# [Your goal]
In the records below, find the lines that include "name" and copy each.

# [Data listing]
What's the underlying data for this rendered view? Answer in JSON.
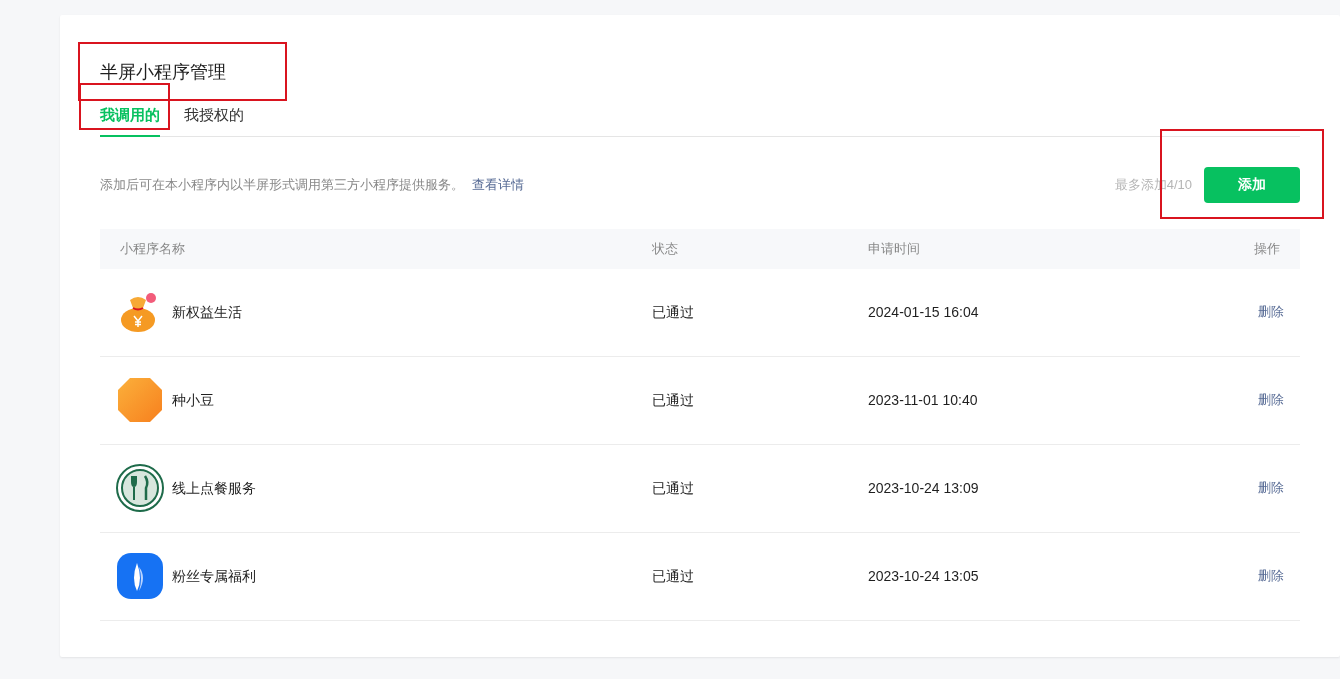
{
  "page": {
    "title": "半屏小程序管理",
    "highlighted": true
  },
  "tabs": [
    {
      "label": "我调用的",
      "selected": true,
      "highlighted": true
    },
    {
      "label": "我授权的",
      "selected": false,
      "highlighted": false
    }
  ],
  "description": {
    "text": "添加后可在本小程序内以半屏形式调用第三方小程序提供服务。",
    "link": "查看详情"
  },
  "limit": "最多添加4/10",
  "add_button": {
    "label": "添加",
    "highlighted": true
  },
  "table": {
    "columns": [
      "小程序名称",
      "状态",
      "申请时间",
      "操作"
    ],
    "rows": [
      {
        "name": "新权益生活",
        "status": "已通过",
        "time": "2024-01-15 16:04",
        "action": "删除"
      },
      {
        "name": "种小豆",
        "status": "已通过",
        "time": "2023-11-01 10:40",
        "action": "删除"
      },
      {
        "name": "线上点餐服务",
        "status": "已通过",
        "time": "2023-10-24 13:09",
        "action": "删除"
      },
      {
        "name": "粉丝专属福利",
        "status": "已通过",
        "time": "2023-10-24 13:05",
        "action": "删除"
      }
    ]
  }
}
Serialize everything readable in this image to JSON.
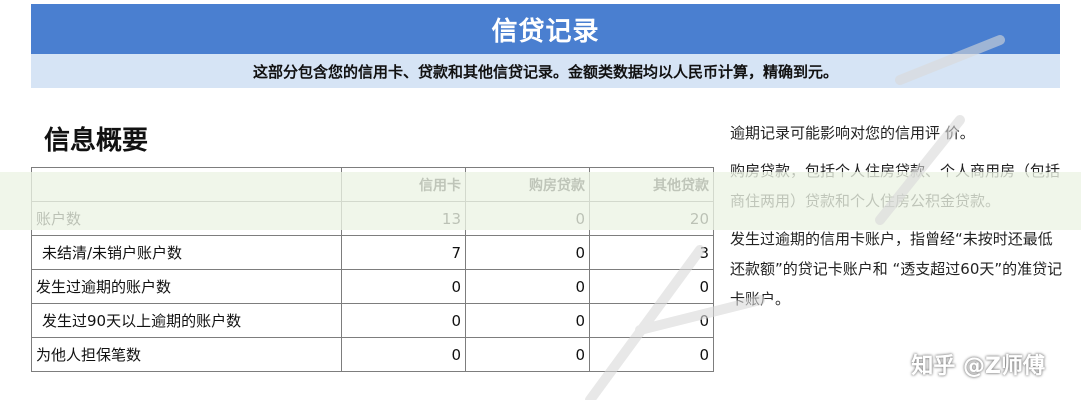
{
  "header": {
    "title": "信贷记录",
    "subtitle": "这部分包含您的信用卡、贷款和其他信贷记录。金额类数据均以人民币计算，精确到元。"
  },
  "section": {
    "title": "信息概要"
  },
  "table": {
    "columns": [
      "",
      "信用卡",
      "购房贷款",
      "其他贷款"
    ],
    "rows": [
      {
        "label": "账户数",
        "values": [
          "13",
          "0",
          "20"
        ]
      },
      {
        "label": "未结清/未销户账户数",
        "values": [
          "7",
          "0",
          "3"
        ]
      },
      {
        "label": "发生过逾期的账户数",
        "values": [
          "0",
          "0",
          "0"
        ]
      },
      {
        "label": "发生过90天以上逾期的账户数",
        "values": [
          "0",
          "0",
          "0"
        ]
      },
      {
        "label": "为他人担保笔数",
        "values": [
          "0",
          "0",
          "0"
        ]
      }
    ]
  },
  "notes": {
    "line1": "逾期记录可能影响对您的信用评 价。",
    "line2": "购房贷款，包括个人住房贷款、个人商用房（包括商住两用）贷款和个人住房公积金贷款。",
    "line3": "发生过逾期的信用卡账户，指曾经“未按时还最低还款额”的贷记卡账户和 “透支超过60天”的准贷记卡账户。"
  },
  "watermark": {
    "text": "知乎 @Z师傅"
  },
  "colors": {
    "title_bg": "#4a7fd0",
    "subtitle_bg": "#d6e4f5",
    "border": "#7d7d7d"
  }
}
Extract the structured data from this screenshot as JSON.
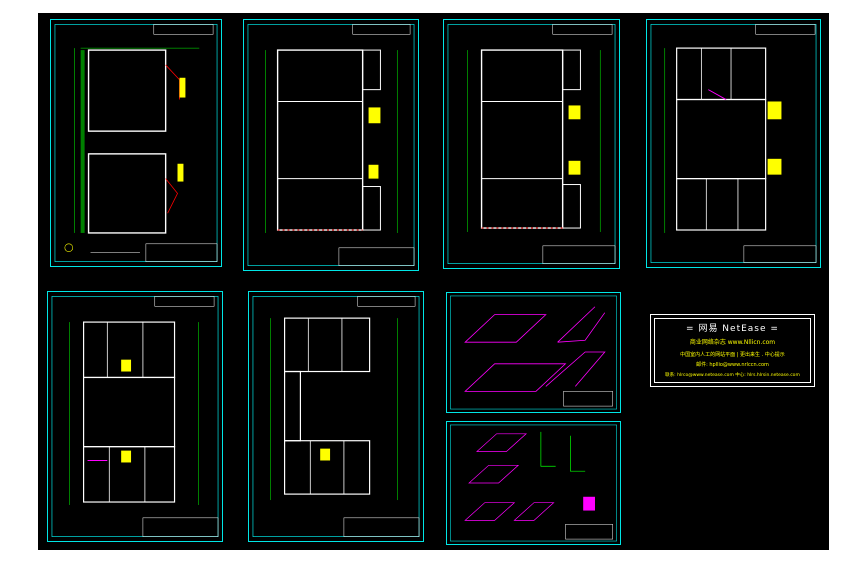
{
  "window": {
    "background": "#000000",
    "frame_color": "#00e6e6"
  },
  "sheets": [
    {
      "id": "sheet-1",
      "kind": "floor-plan",
      "variant": "twin"
    },
    {
      "id": "sheet-2",
      "kind": "floor-plan",
      "variant": "hall"
    },
    {
      "id": "sheet-3",
      "kind": "floor-plan",
      "variant": "hall"
    },
    {
      "id": "sheet-4",
      "kind": "floor-plan",
      "variant": "rooms"
    },
    {
      "id": "sheet-5",
      "kind": "floor-plan",
      "variant": "rooms-tall"
    },
    {
      "id": "sheet-6",
      "kind": "floor-plan",
      "variant": "rooms-narrow"
    },
    {
      "id": "sheet-7",
      "kind": "isometric",
      "variant": "pipes-a"
    },
    {
      "id": "sheet-8",
      "kind": "isometric",
      "variant": "pipes-b"
    }
  ],
  "watermark": {
    "title": "= 网易 NetEase =",
    "line1": "商业网络杂志 www.Nllicn.com",
    "line2": "中国室内人工的网站平面 | 更出来生 . 中心提示",
    "line3": "邮件: hpllio@www.nrlccn.com",
    "line4": "联系: hlrco@www.netease.com 中心: hlrs.hlrsin.netease.com"
  },
  "colors": {
    "wall": "#ffffff",
    "dim": "#00ff00",
    "accent": "#ff0000",
    "text": "#ffff00",
    "door": "#ff00ff"
  }
}
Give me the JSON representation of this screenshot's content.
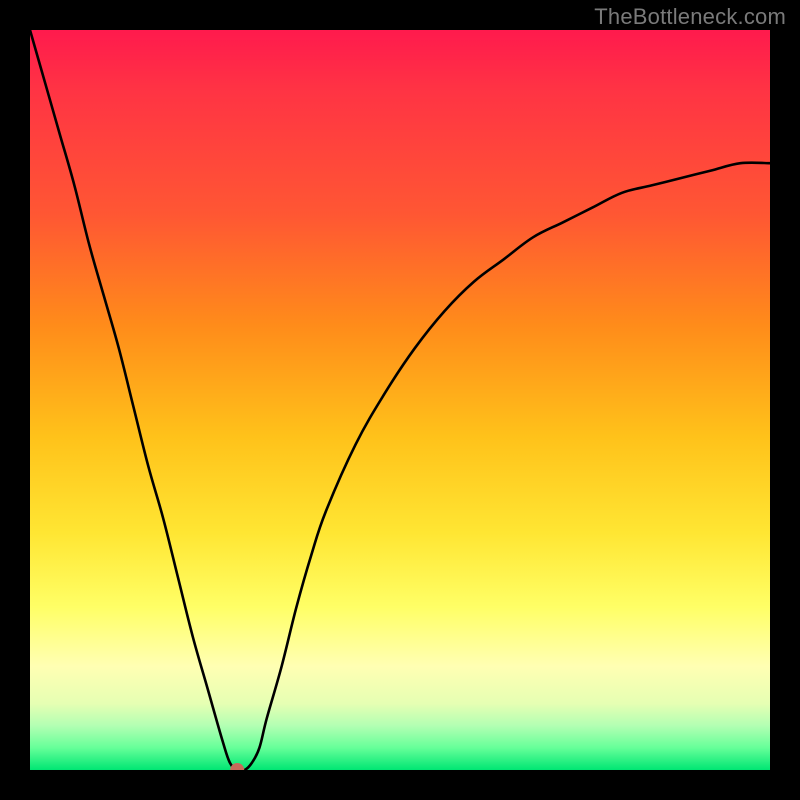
{
  "watermark": "TheBottleneck.com",
  "chart_data": {
    "type": "line",
    "title": "",
    "xlabel": "",
    "ylabel": "",
    "xlim": [
      0,
      100
    ],
    "ylim": [
      0,
      100
    ],
    "grid": false,
    "background_gradient": {
      "top_color": "#ff1a4d",
      "bottom_color": "#00e673",
      "stops": [
        "red",
        "orange",
        "yellow",
        "green"
      ]
    },
    "series": [
      {
        "name": "bottleneck-curve",
        "color": "#000000",
        "x": [
          0,
          2,
          4,
          6,
          8,
          10,
          12,
          14,
          16,
          18,
          20,
          22,
          24,
          26,
          27,
          28,
          29,
          30,
          31,
          32,
          34,
          36,
          38,
          40,
          44,
          48,
          52,
          56,
          60,
          64,
          68,
          72,
          76,
          80,
          84,
          88,
          92,
          96,
          100
        ],
        "values": [
          100,
          93,
          86,
          79,
          71,
          64,
          57,
          49,
          41,
          34,
          26,
          18,
          11,
          4,
          1,
          0,
          0,
          1,
          3,
          7,
          14,
          22,
          29,
          35,
          44,
          51,
          57,
          62,
          66,
          69,
          72,
          74,
          76,
          78,
          79,
          80,
          81,
          82,
          82
        ]
      }
    ],
    "marker": {
      "name": "optimal-point",
      "x": 28,
      "y": 0,
      "color": "#c86a5a",
      "radius_px": 7
    }
  },
  "colors": {
    "frame": "#000000",
    "curve": "#000000",
    "marker": "#c86a5a"
  }
}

# [Task answer]
        "name": "新权益生活",
        "name": "种小豆",
        "name": "线上点餐服务",
        "name": "粉丝专属福利",
        "name": "bottleneck-curve",
      "name": "optimal-point",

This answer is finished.